[Records excerpted from a collection]
=== Begin Enclosure ===
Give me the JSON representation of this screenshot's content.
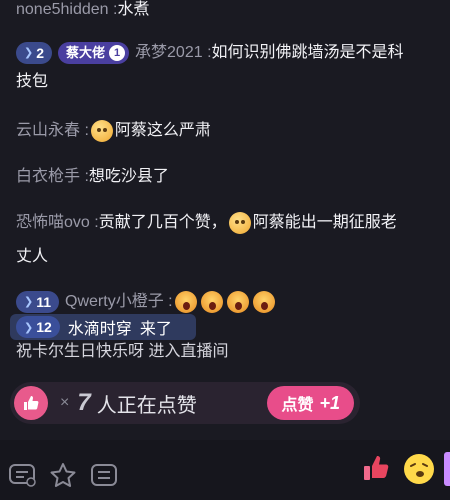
{
  "chat": {
    "m1": {
      "user": "none5hidden",
      "colon": ":",
      "text": "水煮"
    },
    "m2": {
      "level": "2",
      "fan_badge": "蔡大佬",
      "fan_level": "1",
      "user": "承梦2021",
      "colon": ":",
      "text_line1": "如何识别佛跳墙汤是不是科",
      "text_line2": "技包"
    },
    "m3": {
      "user": "云山永春",
      "colon": ":",
      "text": "阿蔡这么严肃"
    },
    "m4": {
      "user": "白衣枪手",
      "colon": ":",
      "text": "想吃沙县了"
    },
    "m5": {
      "user": "恐怖喵ovo",
      "colon": ":",
      "text_a": "贡献了几百个赞，",
      "text_b": "阿蔡能出一期征服老",
      "text_line2": "丈人"
    },
    "m6": {
      "level": "11",
      "user": "Qwerty小橙子",
      "colon": ":"
    },
    "m7": {
      "level": "12",
      "user": "水滴时穿",
      "text": "来了"
    },
    "m8": {
      "text": "祝卡尔生日快乐呀 进入直播间"
    }
  },
  "like_bar": {
    "x": "×",
    "count": "7",
    "text": "人正在点赞",
    "button_label": "点赞",
    "button_plus": "+1"
  },
  "colors": {
    "background": "#1a1a22",
    "accent_pink": "#e84d8a",
    "badge_blue": "#3b4a8c",
    "badge_purple": "#4a3fa0"
  },
  "icons": [
    "thumbs-up-icon",
    "chat-bubble-icon",
    "star-icon",
    "list-icon",
    "like-gift-icon",
    "emoji-face-icon"
  ]
}
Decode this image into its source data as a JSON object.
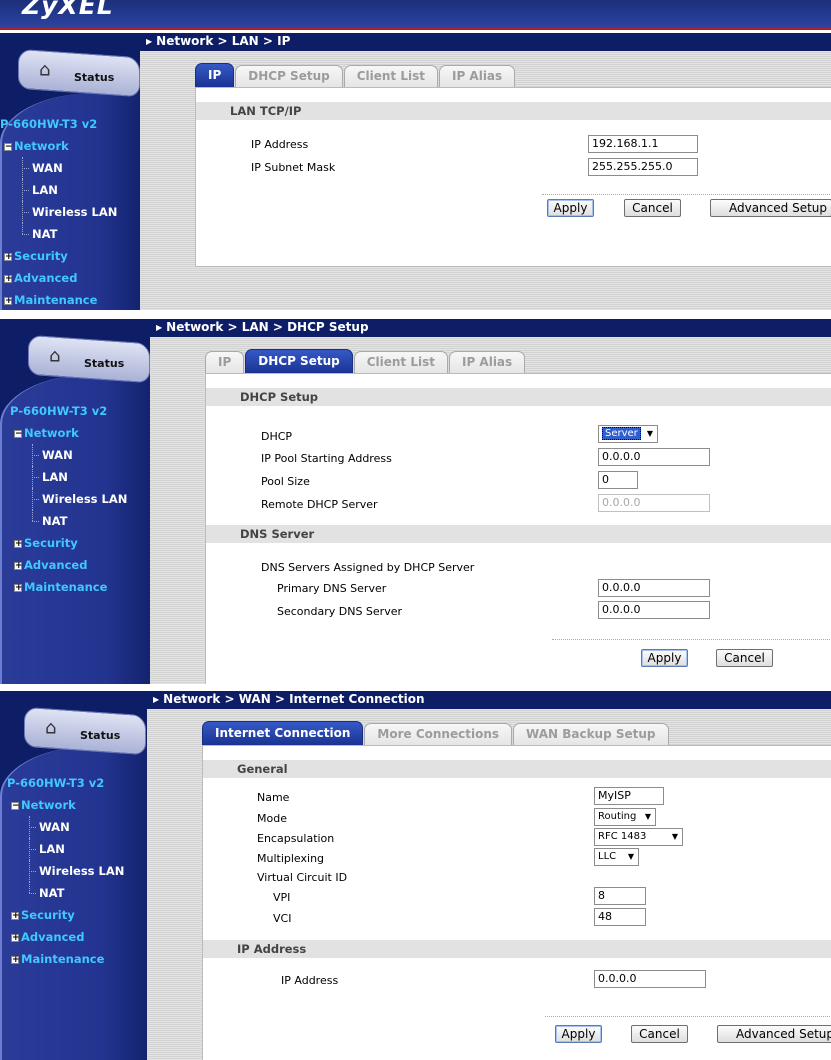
{
  "logo": "ZyXEL",
  "status_label": "Status",
  "model": "P-660HW-T3 v2",
  "nav": {
    "network": "Network",
    "wan": "WAN",
    "lan": "LAN",
    "wireless_lan": "Wireless LAN",
    "nat": "NAT",
    "security": "Security",
    "advanced": "Advanced",
    "maintenance": "Maintenance"
  },
  "buttons": {
    "apply": "Apply",
    "cancel": "Cancel",
    "advanced_setup": "Advanced Setup"
  },
  "panel1": {
    "breadcrumb": "Network > LAN > IP",
    "tabs": [
      "IP",
      "DHCP Setup",
      "Client List",
      "IP Alias"
    ],
    "section": "LAN TCP/IP",
    "ip_address_label": "IP Address",
    "ip_address_value": "192.168.1.1",
    "subnet_label": "IP Subnet Mask",
    "subnet_value": "255.255.255.0"
  },
  "panel2": {
    "breadcrumb": "Network > LAN > DHCP Setup",
    "tabs": [
      "IP",
      "DHCP Setup",
      "Client List",
      "IP Alias"
    ],
    "section_dhcp": "DHCP Setup",
    "dhcp_label": "DHCP",
    "dhcp_value": "Server",
    "pool_start_label": "IP Pool Starting Address",
    "pool_start_value": "0.0.0.0",
    "pool_size_label": "Pool Size",
    "pool_size_value": "0",
    "remote_dhcp_label": "Remote DHCP Server",
    "remote_dhcp_value": "0.0.0.0",
    "section_dns": "DNS Server",
    "dns_assigned_label": "DNS Servers Assigned by DHCP Server",
    "primary_dns_label": "Primary DNS Server",
    "primary_dns_value": "0.0.0.0",
    "secondary_dns_label": "Secondary DNS Server",
    "secondary_dns_value": "0.0.0.0"
  },
  "panel3": {
    "breadcrumb": "Network > WAN > Internet Connection",
    "tabs": [
      "Internet Connection",
      "More Connections",
      "WAN Backup Setup"
    ],
    "section_general": "General",
    "name_label": "Name",
    "name_value": "MyISP",
    "mode_label": "Mode",
    "mode_value": "Routing",
    "encap_label": "Encapsulation",
    "encap_value": "RFC 1483",
    "mux_label": "Multiplexing",
    "mux_value": "LLC",
    "vc_label": "Virtual Circuit ID",
    "vpi_label": "VPI",
    "vpi_value": "8",
    "vci_label": "VCI",
    "vci_value": "48",
    "section_ip": "IP Address",
    "ip_label": "IP Address",
    "ip_value": "0.0.0.0"
  }
}
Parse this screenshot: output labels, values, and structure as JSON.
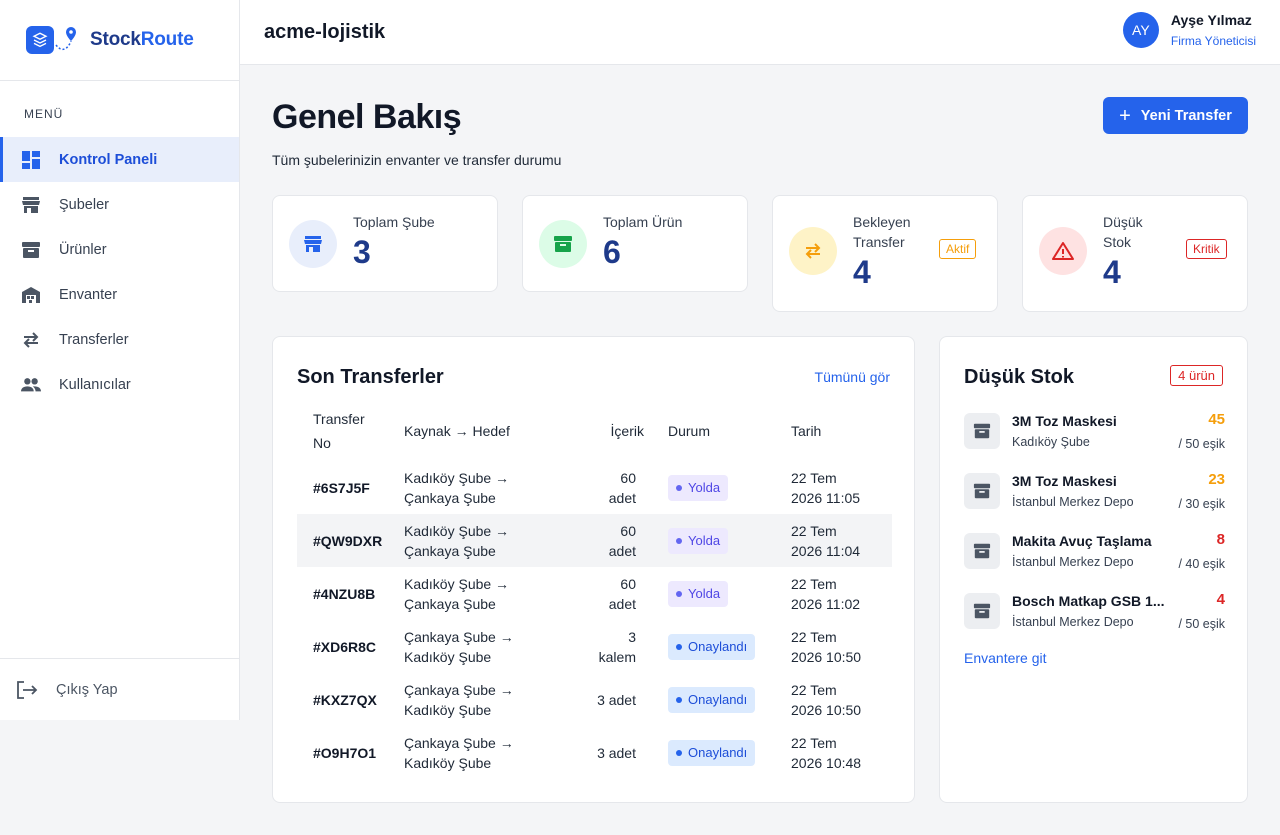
{
  "brand": {
    "name_part1": "Stock",
    "name_part2": "Route",
    "primary_color": "#2563eb"
  },
  "sidebar": {
    "menu_label": "MENÜ",
    "items": [
      {
        "label": "Kontrol Paneli",
        "icon": "dashboard-icon",
        "active": true
      },
      {
        "label": "Şubeler",
        "icon": "store-icon"
      },
      {
        "label": "Ürünler",
        "icon": "archive-box-icon"
      },
      {
        "label": "Envanter",
        "icon": "warehouse-icon"
      },
      {
        "label": "Transferler",
        "icon": "swap-arrows-icon"
      },
      {
        "label": "Kullanıcılar",
        "icon": "users-icon"
      }
    ],
    "logout_label": "Çıkış Yap"
  },
  "header": {
    "org_name": "acme-lojistik",
    "user": {
      "initials": "AY",
      "name": "Ayşe Yılmaz",
      "role": "Firma Yöneticisi"
    }
  },
  "main": {
    "title": "Genel Bakış",
    "subtitle": "Tüm şubelerinizin envanter ve transfer durumu",
    "new_transfer_label": "Yeni Transfer"
  },
  "stats": [
    {
      "label": "Toplam Şube",
      "value": "3",
      "icon": "store-icon"
    },
    {
      "label": "Toplam Ürün",
      "value": "6",
      "icon": "archive-box-icon"
    },
    {
      "label_line1": "Bekleyen",
      "label_line2": "Transfer",
      "value": "4",
      "badge": "Aktif",
      "icon": "swap-arrows-icon"
    },
    {
      "label_line1": "Düşük",
      "label_line2": "Stok",
      "value": "4",
      "badge": "Kritik",
      "icon": "warning-icon"
    }
  ],
  "transfers": {
    "title": "Son Transferler",
    "view_all": "Tümünü gör",
    "columns": {
      "no_line1": "Transfer",
      "no_line2": "No",
      "route": "Kaynak → Hedef",
      "content": "İçerik",
      "status": "Durum",
      "date": "Tarih"
    },
    "rows": [
      {
        "no": "#6S7J5F",
        "from": "Kadıköy Şube →",
        "to": "Çankaya Şube",
        "qty1": "60",
        "qty2": "adet",
        "status": "Yolda",
        "date1": "22 Tem",
        "date2": "2026 11:05"
      },
      {
        "no": "#QW9DXR",
        "from": "Kadıköy Şube →",
        "to": "Çankaya Şube",
        "qty1": "60",
        "qty2": "adet",
        "status": "Yolda",
        "date1": "22 Tem",
        "date2": "2026 11:04"
      },
      {
        "no": "#4NZU8B",
        "from": "Kadıköy Şube →",
        "to": "Çankaya Şube",
        "qty1": "60",
        "qty2": "adet",
        "status": "Yolda",
        "date1": "22 Tem",
        "date2": "2026 11:02"
      },
      {
        "no": "#XD6R8C",
        "from": "Çankaya Şube →",
        "to": "Kadıköy Şube",
        "qty1": "3",
        "qty2": "kalem",
        "status": "Onaylandı",
        "date1": "22 Tem",
        "date2": "2026 10:50"
      },
      {
        "no": "#KXZ7QX",
        "from": "Çankaya Şube →",
        "to": "Kadıköy Şube",
        "qty1": "3 adet",
        "qty2": "",
        "status": "Onaylandı",
        "date1": "22 Tem",
        "date2": "2026 10:50"
      },
      {
        "no": "#O9H7O1",
        "from": "Çankaya Şube →",
        "to": "Kadıköy Şube",
        "qty1": "3 adet",
        "qty2": "",
        "status": "Onaylandı",
        "date1": "22 Tem",
        "date2": "2026 10:48"
      }
    ]
  },
  "low_stock": {
    "title": "Düşük Stok",
    "badge": "4 ürün",
    "items": [
      {
        "name": "3M Toz Maskesi",
        "location": "Kadıköy Şube",
        "qty": "45",
        "threshold": "/ 50 eşik",
        "color": "#f59e0b"
      },
      {
        "name": "3M Toz Maskesi",
        "location": "İstanbul Merkez Depo",
        "qty": "23",
        "threshold": "/ 30 eşik",
        "color": "#f59e0b"
      },
      {
        "name": "Makita Avuç Taşlama",
        "location": "İstanbul Merkez Depo",
        "qty": "8",
        "threshold": "/ 40 eşik",
        "color": "#dc2626"
      },
      {
        "name": "Bosch Matkap GSB 1...",
        "location": "İstanbul Merkez Depo",
        "qty": "4",
        "threshold": "/ 50 eşik",
        "color": "#dc2626"
      }
    ],
    "link": "Envantere git"
  }
}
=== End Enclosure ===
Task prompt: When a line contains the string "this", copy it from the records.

Response to the task:
Give me the JSON representation of this screenshot's content.
Decode this image into its source data as a JSON object.
Parse this screenshot: output labels, values, and structure as JSON.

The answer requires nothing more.